Hall, R. & Hall, M. (2010). Scoping the pedagogic relationship between self-efficacy and Web 2.0 technologies. CJEM Learning, Media and Technology, 35 (3), 255-273.

Pickering, S.J., Gathercole, S.E., Hall, M. & Lloyd, S. (2001). Development of memory for pattern and path: Further evidence for the fractionation of visual and spatial short-term memory. Quarterly Journal of Experimental Psychology, 54A, 397 – 420.

Wright, D. B. & Hall, M (2007). How a ‘reasonable doubt’ instruction affects decisions of guilt. Basic and Applied Social Psychology, 29(1), 85-92.

Wright, D. B., Loftus, E. F. & Hall, M (2001). Now you see it; now you don’t: Inhibiting recall and recognition of scenes. Applied Cognitive Psychology, 15, 471 - 482.

Conference papers

Gathercole, S. E., Pickering, S. J., Peaker, S. H. & Hall, M.. A method for estimating the pure capacity of the phonological loop: Serial repetition. Presented at the Experimental Psychology Section Meeting, Cambridge, 1998.

Pickering, S. J., Gathercole, S. E. & Hall, M.. Static and dynamic processing in children's visuo-spatial memory. Presented at the BPS Cognitive Psychology Section, XIV Annual Conference, Bristol, September 1997.
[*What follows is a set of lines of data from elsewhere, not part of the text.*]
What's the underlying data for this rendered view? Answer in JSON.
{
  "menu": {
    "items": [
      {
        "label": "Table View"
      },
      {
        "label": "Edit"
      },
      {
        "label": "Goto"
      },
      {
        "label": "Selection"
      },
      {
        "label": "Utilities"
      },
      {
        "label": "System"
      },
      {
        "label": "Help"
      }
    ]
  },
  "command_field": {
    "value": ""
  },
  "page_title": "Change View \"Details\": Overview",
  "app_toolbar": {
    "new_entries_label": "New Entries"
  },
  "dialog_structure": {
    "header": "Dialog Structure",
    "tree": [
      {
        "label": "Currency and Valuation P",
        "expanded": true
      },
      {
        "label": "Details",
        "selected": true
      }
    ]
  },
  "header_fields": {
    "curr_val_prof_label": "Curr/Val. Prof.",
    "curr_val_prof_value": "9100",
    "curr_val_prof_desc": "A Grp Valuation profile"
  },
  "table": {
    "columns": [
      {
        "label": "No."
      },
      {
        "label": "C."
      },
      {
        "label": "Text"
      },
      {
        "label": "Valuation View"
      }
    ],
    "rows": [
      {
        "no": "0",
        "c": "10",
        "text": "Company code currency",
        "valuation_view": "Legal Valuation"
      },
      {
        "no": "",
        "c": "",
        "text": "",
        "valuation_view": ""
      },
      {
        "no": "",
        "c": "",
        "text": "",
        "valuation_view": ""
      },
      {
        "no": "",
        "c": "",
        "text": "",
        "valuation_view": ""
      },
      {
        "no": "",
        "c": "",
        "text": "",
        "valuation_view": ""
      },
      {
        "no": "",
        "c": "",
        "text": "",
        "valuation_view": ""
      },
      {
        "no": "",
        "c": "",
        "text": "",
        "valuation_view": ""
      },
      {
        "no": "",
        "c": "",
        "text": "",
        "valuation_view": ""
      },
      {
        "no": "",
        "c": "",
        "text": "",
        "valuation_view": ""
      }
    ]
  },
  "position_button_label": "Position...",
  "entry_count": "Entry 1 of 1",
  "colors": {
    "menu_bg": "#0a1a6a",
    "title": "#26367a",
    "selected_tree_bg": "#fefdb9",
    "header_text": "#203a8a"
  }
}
Wright, D. B., Loftus, E. F. & Hall, M.. Inhibiting recall and recognition with postevent information. Presented at The Society for Research in Memory and Cognition (SARMAC) Conference, Colorado, July 1999.

Non-Peer Reviewed Journal Articles

Hall, M.. To confess or not to confess: What was the question? In, Weeds, J (Ed.)(2002). The 15th White House Papers (Graduate Research in Cognitive and Computing Sciences at Sussex), Volume15, pp. 27-28. Herstmonceux Castle. Cognitive Science Research Papers 552.

in the UK for Quality Education

Sustainable Development Goal 4, Times Higher Education Impact Rankings 2023

for Career Prospects

Whatuni Student Choice Awards 2023

for Facilities

Whatuni Student Choice Awards 2023

for Social Inclusion

The Times and The Sunday Times Good University Guide 2023

of Research Impact is ‘Outstanding’ or ‘Very Considerable’

Research Excellence Framework 2021

of Research is “Internationally Excellent” or “World Leading”

Research Excellence Framework 2021

Four Star Rating

QS Star Ratings 2021